(STUDY MATERIAL Opens)
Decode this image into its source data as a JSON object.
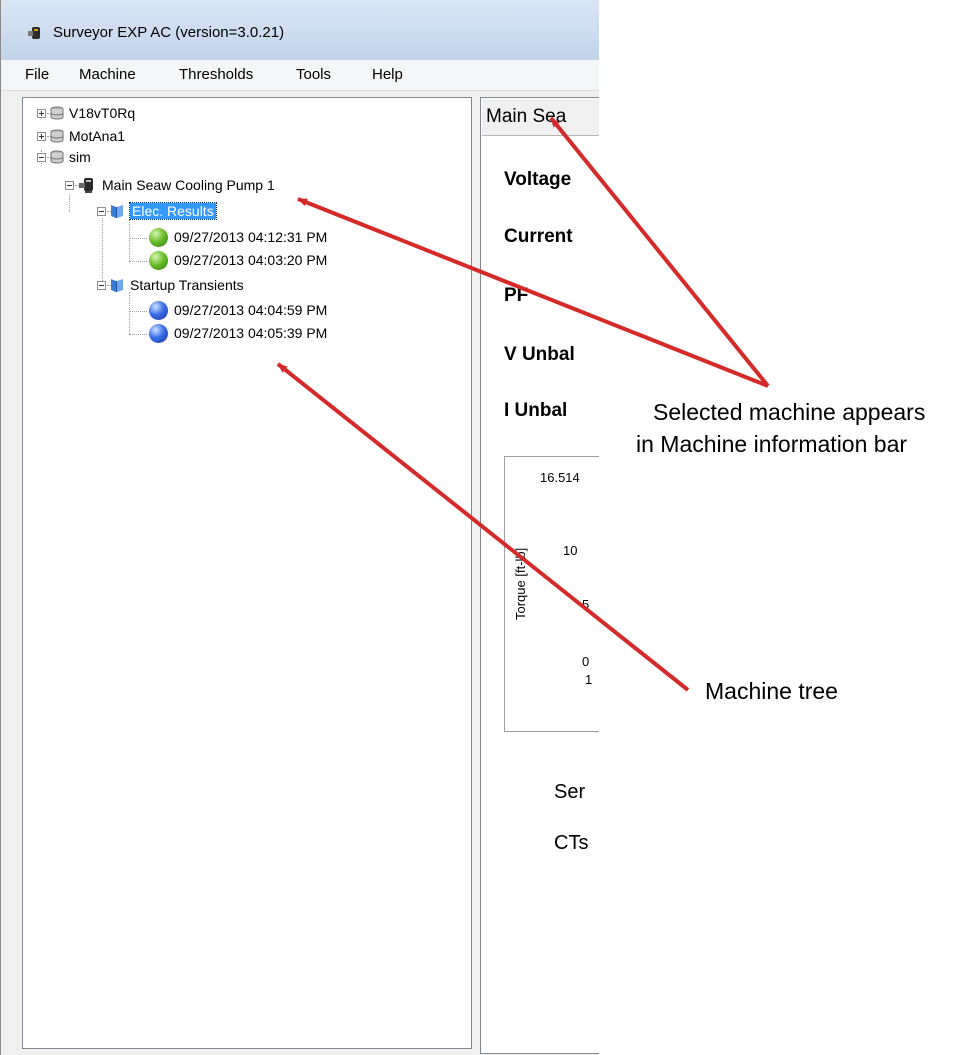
{
  "window": {
    "title": "Surveyor EXP AC (version=3.0.21)"
  },
  "menu": {
    "items": [
      "File",
      "Machine",
      "Thresholds",
      "Tools",
      "Help"
    ]
  },
  "tree": {
    "nodes": [
      {
        "label": "V18vT0Rq",
        "type": "database",
        "expanded": false
      },
      {
        "label": "MotAna1",
        "type": "database",
        "expanded": false
      },
      {
        "label": "sim",
        "type": "database",
        "expanded": true
      },
      {
        "label": "Main Seaw Cooling Pump 1",
        "type": "machine",
        "expanded": true
      },
      {
        "label": "Elec. Results",
        "type": "folder",
        "expanded": true,
        "selected": true
      },
      {
        "label": "09/27/2013 04:12:31 PM",
        "type": "result",
        "status_color": "#4caf22"
      },
      {
        "label": "09/27/2013 04:03:20 PM",
        "type": "result",
        "status_color": "#4caf22"
      },
      {
        "label": "Startup Transients",
        "type": "folder",
        "expanded": true
      },
      {
        "label": "09/27/2013 04:04:59 PM",
        "type": "result",
        "status_color": "#2f5ee0"
      },
      {
        "label": "09/27/2013 04:05:39 PM",
        "type": "result",
        "status_color": "#2f5ee0"
      }
    ]
  },
  "info_bar": {
    "text": "Main Sea"
  },
  "parameters": {
    "labels": [
      "Voltage",
      "Current",
      "PF",
      "V Unbal",
      "I Unbal"
    ]
  },
  "chart": {
    "ylabel": "Torque [ft-lb]",
    "yticks": [
      "16.514",
      "10",
      "5",
      "0"
    ],
    "xtick": "1"
  },
  "bottom_labels": [
    "Ser",
    "CTs"
  ],
  "annotations": {
    "info_bar_callout_line1": "Selected machine appears",
    "info_bar_callout_line2": "in Machine information bar",
    "tree_callout": "Machine tree",
    "arrow_color": "#d42a2a"
  }
}
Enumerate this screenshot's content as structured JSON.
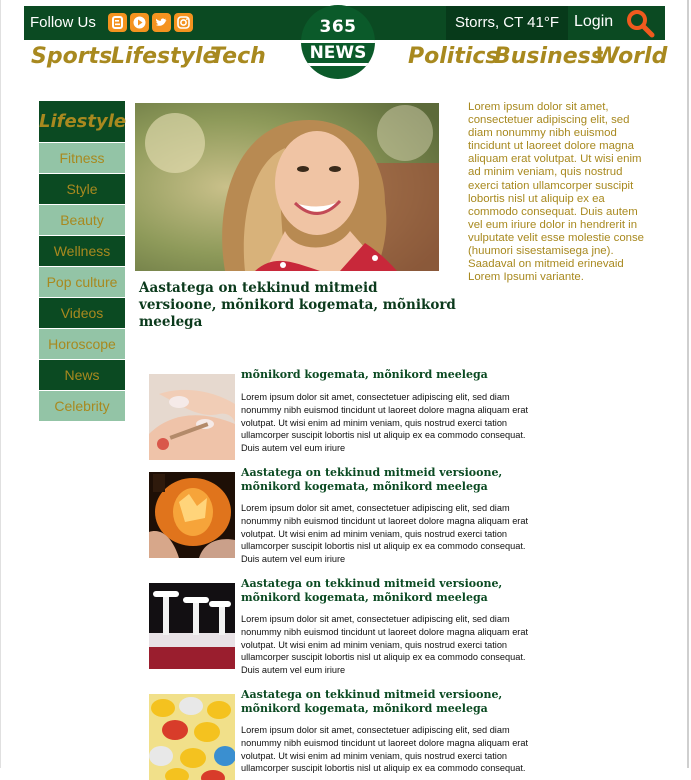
{
  "topbar": {
    "follow_label": "Follow Us",
    "social": [
      "blogger-icon",
      "youtube-icon",
      "twitter-icon",
      "instagram-icon"
    ],
    "weather": "Storrs, CT 41°F",
    "login": "Login"
  },
  "logo": {
    "top": "365",
    "bottom": "NEWS"
  },
  "nav": {
    "left": [
      "Sports",
      "Lifestyle",
      "Tech"
    ],
    "right": [
      "Politics",
      "Business",
      "World"
    ]
  },
  "sidebar": {
    "heading": "Lifestyle",
    "items": [
      "Fitness",
      "Style",
      "Beauty",
      "Wellness",
      "Pop culture",
      "Videos",
      "Horoscope",
      "News",
      "Celebrity"
    ]
  },
  "hero": {
    "title": "Aastatega on tekkinud mitmeid versioone, mõnikord kogemata, mõnikord meelega",
    "lead": "Lorem ipsum dolor sit amet, consectetuer adipiscing elit, sed diam nonummy nibh euismod tincidunt ut laoreet dolore magna aliquam erat volutpat. Ut wisi enim ad minim veniam, quis nostrud exerci tation ullamcorper suscipit lobortis nisl ut aliquip ex ea commodo consequat. Duis autem vel eum iriure dolor in hendrerit in vulputate velit esse molestie conse (huumori sisestamisega jne). Saadaval on mitmeid erinevaid Lorem Ipsumi variante."
  },
  "articles": [
    {
      "title": "mõnikord kogemata, mõnikord meelega",
      "body": "Lorem ipsum dolor sit amet, consectetuer adipiscing elit, sed diam nonummy nibh euismod tincidunt ut laoreet dolore magna aliquam erat volutpat. Ut wisi enim ad minim veniam, quis nostrud exerci tation ullamcorper suscipit lobortis nisl ut aliquip ex ea commodo consequat. Duis autem vel eum iriure"
    },
    {
      "title": "Aastatega on tekkinud mitmeid versioone, mõnikord kogemata, mõnikord meelega",
      "body": "Lorem ipsum dolor sit amet, consectetuer adipiscing elit, sed diam nonummy nibh euismod tincidunt ut laoreet dolore magna aliquam erat volutpat. Ut wisi enim ad minim veniam, quis nostrud exerci tation ullamcorper suscipit lobortis nisl ut aliquip ex ea commodo consequat. Duis autem vel eum iriure"
    },
    {
      "title": "Aastatega on tekkinud mitmeid versioone, mõnikord kogemata, mõnikord meelega",
      "body": "Lorem ipsum dolor sit amet, consectetuer adipiscing elit, sed diam nonummy nibh euismod tincidunt ut laoreet dolore magna aliquam erat volutpat. Ut wisi enim ad minim veniam, quis nostrud exerci tation ullamcorper suscipit lobortis nisl ut aliquip ex ea commodo consequat. Duis autem vel eum iriure"
    },
    {
      "title": "Aastatega on tekkinud mitmeid versioone, mõnikord kogemata, mõnikord meelega",
      "body": "Lorem ipsum dolor sit amet, consectetuer adipiscing elit, sed diam nonummy nibh euismod tincidunt ut laoreet dolore magna aliquam erat volutpat. Ut wisi enim ad minim veniam, quis nostrud exerci tation ullamcorper suscipit lobortis nisl ut aliquip ex ea commodo consequat."
    }
  ],
  "colors": {
    "brand_green": "#0b4a22",
    "light_green": "#93c4a6",
    "gold": "#a8891f",
    "social_orange": "#f4931f",
    "search_orange": "#f05a1e"
  }
}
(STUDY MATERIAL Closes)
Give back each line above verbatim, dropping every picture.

Decode this image into its source data as a JSON object.
{
  "window": {
    "title": "Surveyor EXP AC (version=3.0.21)"
  },
  "menu": {
    "items": [
      "File",
      "Machine",
      "Thresholds",
      "Tools",
      "Help"
    ]
  },
  "tree": {
    "nodes": [
      {
        "label": "V18vT0Rq",
        "type": "database",
        "expanded": false
      },
      {
        "label": "MotAna1",
        "type": "database",
        "expanded": false
      },
      {
        "label": "sim",
        "type": "database",
        "expanded": true
      },
      {
        "label": "Main Seaw Cooling Pump 1",
        "type": "machine",
        "expanded": true
      },
      {
        "label": "Elec. Results",
        "type": "folder",
        "expanded": true,
        "selected": true
      },
      {
        "label": "09/27/2013 04:12:31 PM",
        "type": "result",
        "status_color": "#4caf22"
      },
      {
        "label": "09/27/2013 04:03:20 PM",
        "type": "result",
        "status_color": "#4caf22"
      },
      {
        "label": "Startup Transients",
        "type": "folder",
        "expanded": true
      },
      {
        "label": "09/27/2013 04:04:59 PM",
        "type": "result",
        "status_color": "#2f5ee0"
      },
      {
        "label": "09/27/2013 04:05:39 PM",
        "type": "result",
        "status_color": "#2f5ee0"
      }
    ]
  },
  "info_bar": {
    "text": "Main Sea"
  },
  "parameters": {
    "labels": [
      "Voltage",
      "Current",
      "PF",
      "V Unbal",
      "I Unbal"
    ]
  },
  "chart": {
    "ylabel": "Torque [ft-lb]",
    "yticks": [
      "16.514",
      "10",
      "5",
      "0"
    ],
    "xtick": "1"
  },
  "bottom_labels": [
    "Ser",
    "CTs"
  ],
  "annotations": {
    "info_bar_callout_line1": "Selected machine appears",
    "info_bar_callout_line2": "in Machine information bar",
    "tree_callout": "Machine tree",
    "arrow_color": "#d42a2a"
  }
}
Enumerate this screenshot's content as structured JSON.
{
  "topbar": {
    "follow_label": "Follow Us",
    "social": [
      "blogger-icon",
      "youtube-icon",
      "twitter-icon",
      "instagram-icon"
    ],
    "weather": "Storrs, CT 41°F",
    "login": "Login"
  },
  "logo": {
    "top": "365",
    "bottom": "NEWS"
  },
  "nav": {
    "left": [
      "Sports",
      "Lifestyle",
      "Tech"
    ],
    "right": [
      "Politics",
      "Business",
      "World"
    ]
  },
  "sidebar": {
    "heading": "Lifestyle",
    "items": [
      "Fitness",
      "Style",
      "Beauty",
      "Wellness",
      "Pop culture",
      "Videos",
      "Horoscope",
      "News",
      "Celebrity"
    ]
  },
  "hero": {
    "title": "Aastatega on tekkinud mitmeid versioone, mõnikord kogemata, mõnikord meelega",
    "lead": "Lorem ipsum dolor sit amet, consectetuer adipiscing elit, sed diam nonummy nibh euismod tincidunt ut laoreet dolore magna aliquam erat volutpat. Ut wisi enim ad minim veniam, quis nostrud exerci tation ullamcorper suscipit lobortis nisl ut aliquip ex ea commodo consequat. Duis autem vel eum iriure dolor in hendrerit in vulputate velit esse molestie conse (huumori sisestamisega jne). Saadaval on mitmeid erinevaid Lorem Ipsumi variante."
  },
  "articles": [
    {
      "title": "mõnikord kogemata, mõnikord meelega",
      "body": "Lorem ipsum dolor sit amet, consectetuer adipiscing elit, sed diam nonummy nibh euismod tincidunt ut laoreet dolore magna aliquam erat volutpat. Ut wisi enim ad minim veniam, quis nostrud exerci tation ullamcorper suscipit lobortis nisl ut aliquip ex ea commodo consequat. Duis autem vel eum iriure"
    },
    {
      "title": "Aastatega on tekkinud mitmeid versioone, mõnikord kogemata, mõnikord meelega",
      "body": "Lorem ipsum dolor sit amet, consectetuer adipiscing elit, sed diam nonummy nibh euismod tincidunt ut laoreet dolore magna aliquam erat volutpat. Ut wisi enim ad minim veniam, quis nostrud exerci tation ullamcorper suscipit lobortis nisl ut aliquip ex ea commodo consequat. Duis autem vel eum iriure"
    },
    {
      "title": "Aastatega on tekkinud mitmeid versioone, mõnikord kogemata, mõnikord meelega",
      "body": "Lorem ipsum dolor sit amet, consectetuer adipiscing elit, sed diam nonummy nibh euismod tincidunt ut laoreet dolore magna aliquam erat volutpat. Ut wisi enim ad minim veniam, quis nostrud exerci tation ullamcorper suscipit lobortis nisl ut aliquip ex ea commodo consequat. Duis autem vel eum iriure"
    },
    {
      "title": "Aastatega on tekkinud mitmeid versioone, mõnikord kogemata, mõnikord meelega",
      "body": "Lorem ipsum dolor sit amet, consectetuer adipiscing elit, sed diam nonummy nibh euismod tincidunt ut laoreet dolore magna aliquam erat volutpat. Ut wisi enim ad minim veniam, quis nostrud exerci tation ullamcorper suscipit lobortis nisl ut aliquip ex ea commodo consequat."
    }
  ],
  "colors": {
    "brand_green": "#0b4a22",
    "light_green": "#93c4a6",
    "gold": "#a8891f",
    "social_orange": "#f4931f",
    "search_orange": "#f05a1e"
  }
}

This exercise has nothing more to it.